You can create great headlines that draw clicks without being too bait-like and that deliver something great to those who click on it. The point is to not mislead your audience with your headlines — it’s demeaning and annoying.
They’re stuffed with keywords
This is yet another area where many bloggers have gone astray.
Don’t take that to mean that I’m saying that you should NEVER use keywords in your blog post titles — that would just be silly. Here is an example of the type of title I’m talking about:
- How a Vancouver Washington Window Washing Company Started a Window Washing Service in Vancouver, WA
This is a seriously exaggerated example, but it’s honestly not the first time I have seen that type of title. Not only is this headline just plain awful, but it’s way too long, it is stuffed with two longtail keywords, and it’s rather boring to boot.
If you’re going to place a keyword in your title, then stick with one and make sure that it adds to the overall value of your article and headline.
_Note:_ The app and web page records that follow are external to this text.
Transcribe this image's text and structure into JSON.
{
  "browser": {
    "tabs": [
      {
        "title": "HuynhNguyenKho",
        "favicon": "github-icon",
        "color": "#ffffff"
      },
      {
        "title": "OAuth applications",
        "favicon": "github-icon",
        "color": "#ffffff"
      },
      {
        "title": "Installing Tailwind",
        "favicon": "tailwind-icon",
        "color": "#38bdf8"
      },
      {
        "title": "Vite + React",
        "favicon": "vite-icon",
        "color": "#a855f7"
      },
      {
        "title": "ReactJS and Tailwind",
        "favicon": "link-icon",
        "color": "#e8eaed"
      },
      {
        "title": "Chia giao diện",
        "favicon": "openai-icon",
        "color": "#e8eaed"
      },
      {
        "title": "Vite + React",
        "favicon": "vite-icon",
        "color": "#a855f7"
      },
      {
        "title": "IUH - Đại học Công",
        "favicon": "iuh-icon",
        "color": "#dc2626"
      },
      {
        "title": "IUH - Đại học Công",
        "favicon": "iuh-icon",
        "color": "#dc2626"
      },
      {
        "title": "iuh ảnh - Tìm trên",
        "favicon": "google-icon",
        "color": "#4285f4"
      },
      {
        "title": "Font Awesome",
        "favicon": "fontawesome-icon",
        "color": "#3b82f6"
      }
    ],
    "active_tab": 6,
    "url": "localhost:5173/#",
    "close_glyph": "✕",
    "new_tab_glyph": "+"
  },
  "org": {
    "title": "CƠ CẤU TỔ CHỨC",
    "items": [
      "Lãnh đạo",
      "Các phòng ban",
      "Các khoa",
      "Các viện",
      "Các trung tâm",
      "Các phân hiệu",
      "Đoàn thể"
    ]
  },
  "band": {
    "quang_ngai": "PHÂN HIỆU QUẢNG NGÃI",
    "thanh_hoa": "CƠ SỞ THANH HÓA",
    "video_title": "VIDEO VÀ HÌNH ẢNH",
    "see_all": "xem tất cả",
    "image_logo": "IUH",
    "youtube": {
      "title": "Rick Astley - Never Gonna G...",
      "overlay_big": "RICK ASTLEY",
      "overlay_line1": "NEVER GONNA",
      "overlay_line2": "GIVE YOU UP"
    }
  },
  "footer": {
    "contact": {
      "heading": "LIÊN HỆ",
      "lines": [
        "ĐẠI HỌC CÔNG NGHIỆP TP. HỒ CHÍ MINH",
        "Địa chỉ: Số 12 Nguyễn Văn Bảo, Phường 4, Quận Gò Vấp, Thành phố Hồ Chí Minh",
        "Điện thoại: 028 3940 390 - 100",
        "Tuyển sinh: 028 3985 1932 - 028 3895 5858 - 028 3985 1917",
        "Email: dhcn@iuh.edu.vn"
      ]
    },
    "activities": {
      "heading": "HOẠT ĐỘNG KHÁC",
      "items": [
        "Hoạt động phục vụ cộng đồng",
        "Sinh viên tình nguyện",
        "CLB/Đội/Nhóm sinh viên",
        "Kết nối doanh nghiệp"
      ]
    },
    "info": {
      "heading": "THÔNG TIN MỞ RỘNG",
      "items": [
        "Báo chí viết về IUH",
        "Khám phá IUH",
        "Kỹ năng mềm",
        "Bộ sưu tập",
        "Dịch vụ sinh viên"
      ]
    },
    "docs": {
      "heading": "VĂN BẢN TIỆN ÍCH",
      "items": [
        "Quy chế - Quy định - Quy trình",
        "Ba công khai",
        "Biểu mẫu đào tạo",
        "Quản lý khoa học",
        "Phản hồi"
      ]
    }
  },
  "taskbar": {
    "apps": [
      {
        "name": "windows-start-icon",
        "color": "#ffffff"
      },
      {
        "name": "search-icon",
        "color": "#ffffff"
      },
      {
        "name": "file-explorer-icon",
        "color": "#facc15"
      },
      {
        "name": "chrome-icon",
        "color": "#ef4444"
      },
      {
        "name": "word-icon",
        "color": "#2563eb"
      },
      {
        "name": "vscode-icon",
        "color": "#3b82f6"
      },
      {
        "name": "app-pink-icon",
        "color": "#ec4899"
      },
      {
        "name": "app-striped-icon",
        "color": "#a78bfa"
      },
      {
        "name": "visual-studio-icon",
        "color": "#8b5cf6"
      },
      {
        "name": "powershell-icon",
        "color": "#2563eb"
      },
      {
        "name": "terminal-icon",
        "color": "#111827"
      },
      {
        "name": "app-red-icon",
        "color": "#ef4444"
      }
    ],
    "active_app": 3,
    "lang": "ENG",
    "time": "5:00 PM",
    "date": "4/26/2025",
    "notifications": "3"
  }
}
How To Write Headlines That Will Rock Your Readers’ World
When it comes to writing captivating and contagious headlines, there is no single cut and dry, one size fits all method. However, there are various things that you can do and make your own in order to find a way to craft titles that are clear, enticing and non-spammy.
Your first order of business should be to learn how the best of the best write their headline copy. Here are a few resources to help get you started:
- How to Write Headlines that Get Results by the folks behind CopyBlogger
- Headline Writing 101: How To Write Attention Grabbing Headlines That Convert by Quick Sprout
- How To Write Magnetics Headlines by CopyBlogger
- 25 Scientifically Proven Ways To Write Better Headlines For Your Blog by Garrett Moon of CoSchedule
These articles and e-books are great places to get started when you’re starting to learn how to write better crafted headlines.
Bookmark them, download and save them on your computer or mobile device and refer to them when you can a bit lost.
Remember, 80% of your success is in that title so don’t take writing them lightly. Also, don’t let that idea overwhelm you to the point of not writing anything at all. Writing, blogging, and copywriting are all an art form, and like any art form, they take continuous effort, practice and endless learning in order to master it.
Even if your headlines suck now, if you put to practice what you set out to learn, then you’ll be cranking out killer headlines in no time.